Many readers are familiar with the concept of “crowdsourcing”, or tapping into a pool of people connected via the internet to obtain something of value. This something might be information, services (think Uber), or content (99designs). And with the advent of websites like KickStarter, it is now possible to crowdsource money.
As anyone who has an academic focus can attest, there is tremendous pressure to pursue (hopefully) meaningful research. In many cases, this is an integral part of keeping one’s job. But research is expensive. Even the simplest retrospective study requires some kind of statistical analysis, and statisticians don’t work for free. And in more sophisticated research labs, there are huge personnel, equipment, as well as other infrastructure costs.
Traditionally, researchers have pursued grant dollars from single sources like the federal government, local agencies, corporations, and charitable organizations. But this is very competitive, and it’s usually an all or none proposition. Only one of many applications gets all the cash, and the rest get none.
But now, crowdsourcing has moved beyond the technology and design type projects seen on KickStarter to what is now called crowdfunding. There are a number of sites that solicit small donations from individuals, pooling them together into large amounts. The largest campaign on KickStarter was able to amass over $20 million to create a new version of the Pebble watch. A small campaign to get $10 to develop a potato salad recipe ended up collecting over $55 thousand.
Bottom line: The concept of crowdfunding has now made the jump to funding research. There are a number of sites that are structured similarly to KickStarter that allow researchers to solicit donations from the public. Some are relatively rudimentary, and some are naive in their approach to soliciting funds. In order to engage the public to contribute sums of money, large or small, research teams will need to explain their ideas simply and describe some practical or potential application. And it won’t hurt to offer some type of schwag for donors at various financial levels.

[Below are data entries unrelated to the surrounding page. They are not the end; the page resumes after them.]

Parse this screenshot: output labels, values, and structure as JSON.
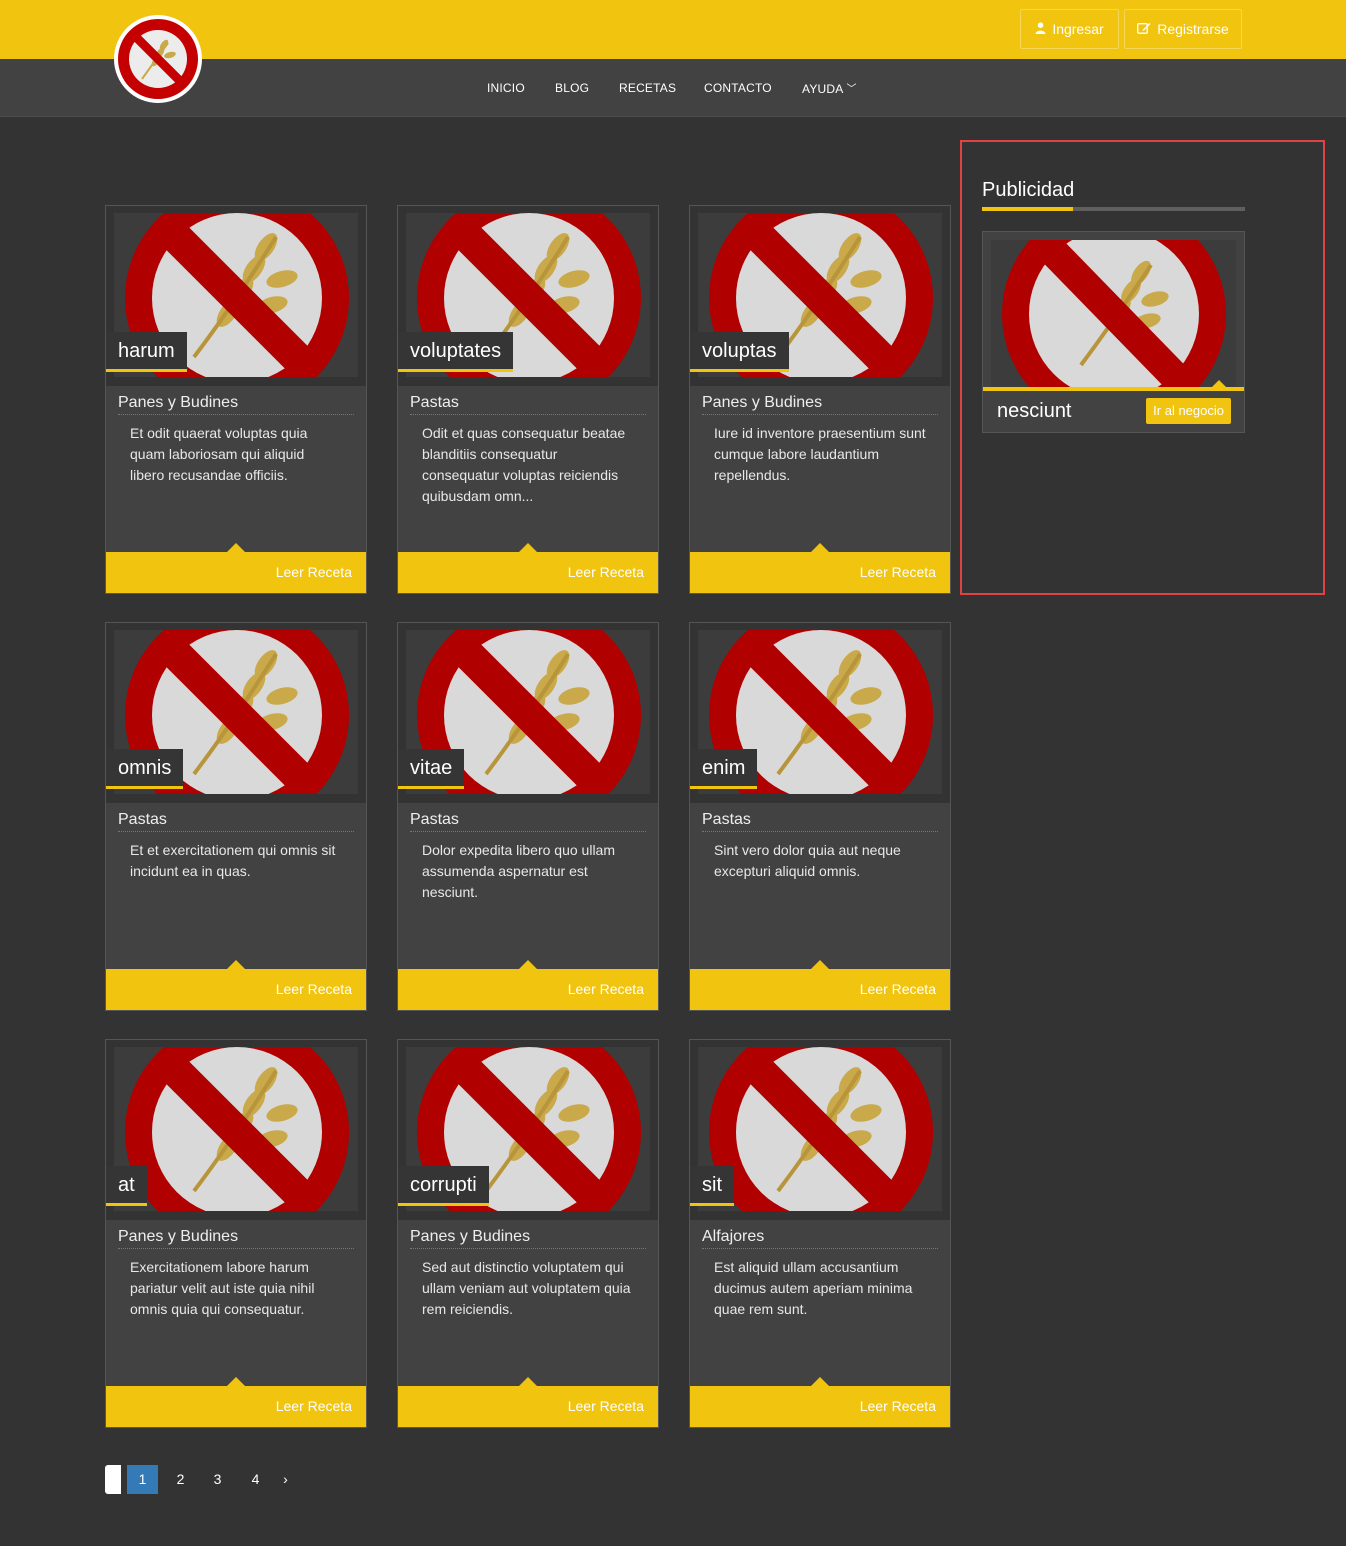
{
  "header": {
    "login_label": "Ingresar",
    "register_label": "Registrarse",
    "login_icon": "user-icon",
    "register_icon": "edit-icon"
  },
  "nav": {
    "items": [
      {
        "label": "INICIO"
      },
      {
        "label": "BLOG"
      },
      {
        "label": "RECETAS"
      },
      {
        "label": "CONTACTO"
      },
      {
        "label": "AYUDA"
      }
    ]
  },
  "colors": {
    "accent": "#f1c40f",
    "background": "#333333",
    "card": "#424242",
    "highlight_border": "#e04343",
    "active_page": "#337ab7"
  },
  "recipes": [
    {
      "title": "harum",
      "category": "Panes y Budines",
      "description": "Et odit quaerat voluptas quia quam laboriosam qui aliquid libero recusandae officiis.",
      "action": "Leer Receta"
    },
    {
      "title": "voluptates",
      "category": "Pastas",
      "description": "Odit et quas consequatur beatae blanditiis consequatur consequatur voluptas reiciendis quibusdam omn...",
      "action": "Leer Receta"
    },
    {
      "title": "voluptas",
      "category": "Panes y Budines",
      "description": "Iure id inventore praesentium sunt cumque labore laudantium repellendus.",
      "action": "Leer Receta"
    },
    {
      "title": "omnis",
      "category": "Pastas",
      "description": "Et et exercitationem qui omnis sit incidunt ea in quas.",
      "action": "Leer Receta"
    },
    {
      "title": "vitae",
      "category": "Pastas",
      "description": "Dolor expedita libero quo ullam assumenda aspernatur est nesciunt.",
      "action": "Leer Receta"
    },
    {
      "title": "enim",
      "category": "Pastas",
      "description": "Sint vero dolor quia aut neque excepturi aliquid omnis.",
      "action": "Leer Receta"
    },
    {
      "title": "at",
      "category": "Panes y Budines",
      "description": "Exercitationem labore harum pariatur velit aut iste quia nihil omnis quia qui consequatur.",
      "action": "Leer Receta"
    },
    {
      "title": "corrupti",
      "category": "Panes y Budines",
      "description": "Sed aut distinctio voluptatem qui ullam veniam aut voluptatem quia rem reiciendis.",
      "action": "Leer Receta"
    },
    {
      "title": "sit",
      "category": "Alfajores",
      "description": "Est aliquid ullam accusantium ducimus autem aperiam minima quae rem sunt.",
      "action": "Leer Receta"
    }
  ],
  "sidebar": {
    "heading": "Publicidad",
    "ad": {
      "name": "nesciunt",
      "action": "Ir al negocio"
    }
  },
  "pagination": {
    "pages": [
      "1",
      "2",
      "3",
      "4"
    ],
    "active": "1",
    "next": "›"
  }
}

But the downside? The bean counters at funding agencies and university may come to expect you to get some (or all) of your funds from crowdfunding so they can save their dollars for other stuff!
A few interesting crowdfunding sites: